In 2008, Philip Morris International (PM) was spun off from Altria (MO), which was known for being the most profitable stock in US history. Altria now does business within the USA, and PM internationally. Out of the global tobacco companies PM has the highest market capitalization when compared with competitors British American Tobacco (BTI), Imperial Tobacco Group (ITYBY.PK), and Lorillard (LO).
Over the last year Philip Morris has returned 34% with the S&P 500 returning only slightly over 5%. With yearly total returns of 10, 21, and 34% for 2009, 2010, 2011 respectively, company financials look on track to continue such comparable growth.
Over the last 4 years for the years 2011, 2010, and 2009, earning per share grew at 23%, 21%, and -2% respectively. Discounting the decrease in earnings per share between 2008 and 2009 because of the financial crisis, PM has shown a consistent ability to increase shareholder value each year since.
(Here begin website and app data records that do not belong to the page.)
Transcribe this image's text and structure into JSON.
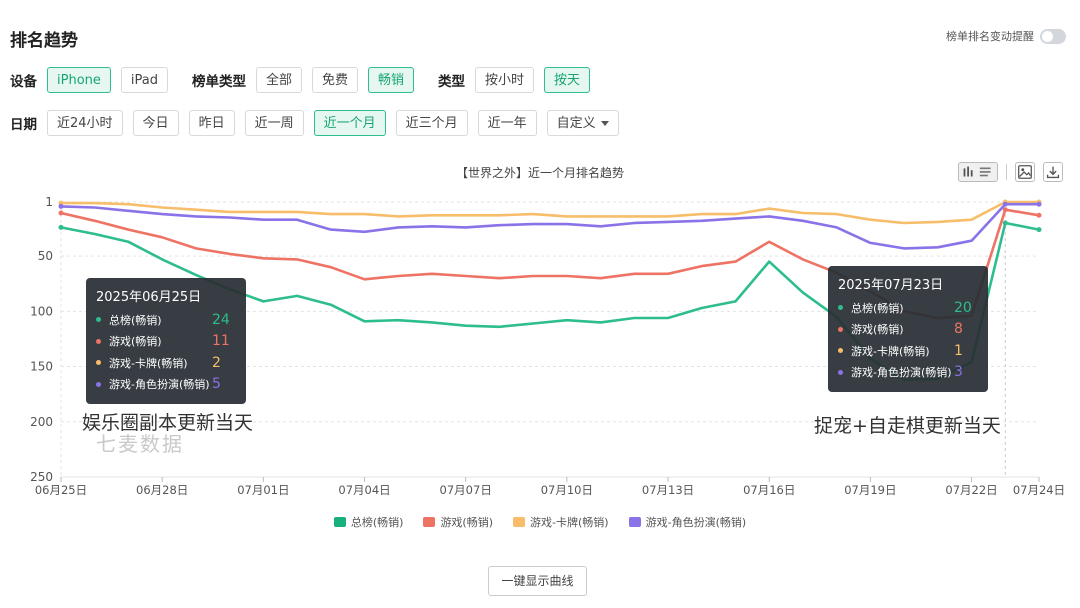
{
  "header": {
    "title": "排名趋势",
    "remind_label": "榜单排名变动提醒"
  },
  "filters": {
    "device": {
      "label": "设备",
      "options": [
        "iPhone",
        "iPad"
      ],
      "active": 0
    },
    "list_type": {
      "label": "榜单类型",
      "options": [
        "全部",
        "免费",
        "畅销"
      ],
      "active": 2
    },
    "type": {
      "label": "类型",
      "options": [
        "按小时",
        "按天"
      ],
      "active": 1
    },
    "date": {
      "label": "日期",
      "options": [
        "近24小时",
        "今日",
        "昨日",
        "近一周",
        "近一个月",
        "近三个月",
        "近一年",
        "自定义"
      ],
      "active": 4
    }
  },
  "toolbar": {
    "icons": [
      "chart-type-icon",
      "list-icon",
      "image-icon",
      "download-icon"
    ]
  },
  "chart_data": {
    "type": "line",
    "title": "【世界之外】近一个月排名趋势",
    "x": [
      "06月25日",
      "06月26日",
      "06月27日",
      "06月28日",
      "06月29日",
      "06月30日",
      "07月01日",
      "07月02日",
      "07月03日",
      "07月04日",
      "07月05日",
      "07月06日",
      "07月07日",
      "07月08日",
      "07月09日",
      "07月10日",
      "07月11日",
      "07月12日",
      "07月13日",
      "07月14日",
      "07月15日",
      "07月16日",
      "07月17日",
      "07月18日",
      "07月19日",
      "07月20日",
      "07月21日",
      "07月22日",
      "07月23日",
      "07月24日"
    ],
    "x_ticks": [
      "06月25日",
      "06月28日",
      "07月01日",
      "07月04日",
      "07月07日",
      "07月10日",
      "07月13日",
      "07月16日",
      "07月19日",
      "07月22日",
      "07月24日"
    ],
    "y_ticks": [
      1,
      50,
      100,
      150,
      200,
      250
    ],
    "ylim": [
      1,
      250
    ],
    "y_inverted": true,
    "grid": true,
    "legend_position": "bottom",
    "series": [
      {
        "name": "总榜(畅销)",
        "color": "#2ebd8d",
        "values": [
          24,
          30,
          37,
          53,
          67,
          80,
          91,
          86,
          94,
          109,
          108,
          110,
          113,
          114,
          111,
          108,
          110,
          106,
          106,
          97,
          91,
          55,
          83,
          105,
          143,
          162,
          161,
          146,
          20,
          26
        ]
      },
      {
        "name": "游戏(畅销)",
        "color": "#ee7364",
        "values": [
          11,
          18,
          26,
          33,
          43,
          48,
          52,
          53,
          60,
          71,
          68,
          66,
          68,
          70,
          68,
          68,
          70,
          66,
          66,
          59,
          55,
          37,
          53,
          65,
          82,
          100,
          106,
          104,
          8,
          13
        ]
      },
      {
        "name": "游戏-卡牌(畅销)",
        "color": "#f7bd6a",
        "values": [
          2,
          2,
          3,
          6,
          8,
          10,
          10,
          10,
          12,
          12,
          14,
          13,
          13,
          13,
          12,
          14,
          14,
          14,
          14,
          12,
          12,
          7,
          11,
          12,
          17,
          20,
          19,
          17,
          1,
          1
        ]
      },
      {
        "name": "游戏-角色扮演(畅销)",
        "color": "#8a72e8",
        "values": [
          5,
          6,
          9,
          12,
          14,
          15,
          17,
          17,
          26,
          28,
          24,
          23,
          24,
          22,
          21,
          21,
          23,
          20,
          19,
          18,
          16,
          14,
          18,
          24,
          38,
          43,
          42,
          36,
          3,
          3
        ]
      }
    ]
  },
  "tooltips": [
    {
      "date": "2025年06月25日",
      "values": [
        24,
        11,
        2,
        5
      ]
    },
    {
      "date": "2025年07月23日",
      "values": [
        20,
        8,
        1,
        3
      ]
    }
  ],
  "annotations": {
    "left": "娱乐圈副本更新当天",
    "right": "捉宠+自走棋更新当天"
  },
  "watermark": "七麦数据",
  "show_all_label": "一键显示曲线"
}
In the time period from February to March this year, reported insider trades were slightly positive with 32 increased positions and 26 reduced positions; this neither strongly points to either a buy or sell, however the slight positive slant is reassuring. At this point the long term data indicates that PM is still a profitable stock to hold, but the ideal time to initiate a new position must be found.
While many buy and hold dividend investors would say it is rational to buy on any low, I like to take the time to find the correct time to enter the market based on macroeconomic events. I already hold PM and am looking to add to my position at the appropriate time to maximize dividends and overall returns. As PM has been reacting to the Eurozone crisis extensively this year, events within the eurozone may determine when the appropriate time to enter the market is.
For these purposes, we will compare a couple indicative stocks and ETFs with the price of PM over the last 6 months.
(Source: Google Finance)
Greece and Spain are the main EU troublemakers in recent history, so for Greece we will be comparing PM with the National Bank of Greece (NBG) and for Spain we will use the iShares MSCI Spain Index ETF (EWP). Banco Santander (SAN) can be overlaid with EWP and the motions are consistent; either can be used here.
In this we can see several apparent correlations; in early May, as both EWP and NBG were going bearish, PM was still bullish for several days before joining the EWP and NBG bears on their way down. In the final days of May both NBG and EWP hit their bottoms at essentially the same time, however PM took several days longer to bottom. EWP even began to go bullish before PM bottomed, and again PM followed with a lag.
Now of course PM is responding to other factors besides EU problems, which may explain why in July PM initially rose with a lag following NBG and EWP, but continues to slowly increase even as NBG and EWP falter. However, with EWP showing an almost 7% decrease on July 20th, and NBG decreasing over 8% on July 23rd, PM may be expected to go lower in the upcoming week.
So before I add to my position I will be waiting for any good Eurozone news that leads to price spikes of at least 5-7% in the indices of any European country, with a focus on Greece and Spain. However should an appropriate time not be found within the next few weeks, I am prepared to initiate a position simply on the long term performance of PM and tobacco in general.